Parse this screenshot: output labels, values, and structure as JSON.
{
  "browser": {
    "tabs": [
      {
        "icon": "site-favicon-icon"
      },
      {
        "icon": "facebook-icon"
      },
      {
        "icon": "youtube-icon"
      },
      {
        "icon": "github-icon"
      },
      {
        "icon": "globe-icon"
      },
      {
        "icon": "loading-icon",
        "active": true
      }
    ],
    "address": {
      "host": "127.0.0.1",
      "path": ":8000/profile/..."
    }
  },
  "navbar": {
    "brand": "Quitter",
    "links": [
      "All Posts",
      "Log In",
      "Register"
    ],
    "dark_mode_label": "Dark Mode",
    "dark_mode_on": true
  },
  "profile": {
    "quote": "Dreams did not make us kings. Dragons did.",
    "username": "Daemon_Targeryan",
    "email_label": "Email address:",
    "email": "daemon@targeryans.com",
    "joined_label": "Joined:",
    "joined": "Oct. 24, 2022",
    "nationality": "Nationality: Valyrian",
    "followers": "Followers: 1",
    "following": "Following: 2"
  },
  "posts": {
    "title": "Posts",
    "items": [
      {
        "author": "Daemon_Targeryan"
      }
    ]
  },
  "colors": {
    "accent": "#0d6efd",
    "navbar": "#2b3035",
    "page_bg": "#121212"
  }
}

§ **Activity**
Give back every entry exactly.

§ **Solved exercise**
Parse this screenshot: output labels, values, and structure as JSON.
{
  "browser": {
    "tabs": [
      {
        "icon": "site-favicon-icon"
      },
      {
        "icon": "facebook-icon"
      },
      {
        "icon": "youtube-icon"
      },
      {
        "icon": "github-icon"
      },
      {
        "icon": "globe-icon"
      },
      {
        "icon": "loading-icon",
        "active": true
      }
    ],
    "address": {
      "host": "127.0.0.1",
      "path": ":8000/profile/..."
    }
  },
  "navbar": {
    "brand": "Quitter",
    "links": [
      "All Posts",
      "Log In",
      "Register"
    ],
    "dark_mode_label": "Dark Mode",
    "dark_mode_on": true
  },
  "profile": {
    "quote": "Dreams did not make us kings. Dragons did.",
    "username": "Daemon_Targeryan",
    "email_label": "Email address:",
    "email": "daemon@targeryans.com",
    "joined_label": "Joined:",
    "joined": "Oct. 24, 2022",
    "nationality": "Nationality: Valyrian",
    "followers": "Followers: 1",
    "following": "Following: 2"
  },
  "posts": {
    "title": "Posts",
    "items": [
      {
        "author": "Daemon_Targeryan"
      }
    ]
  },
  "colors": {
    "accent": "#0d6efd",
    "navbar": "#2b3035",
    "page_bg": "#121212"
  }
}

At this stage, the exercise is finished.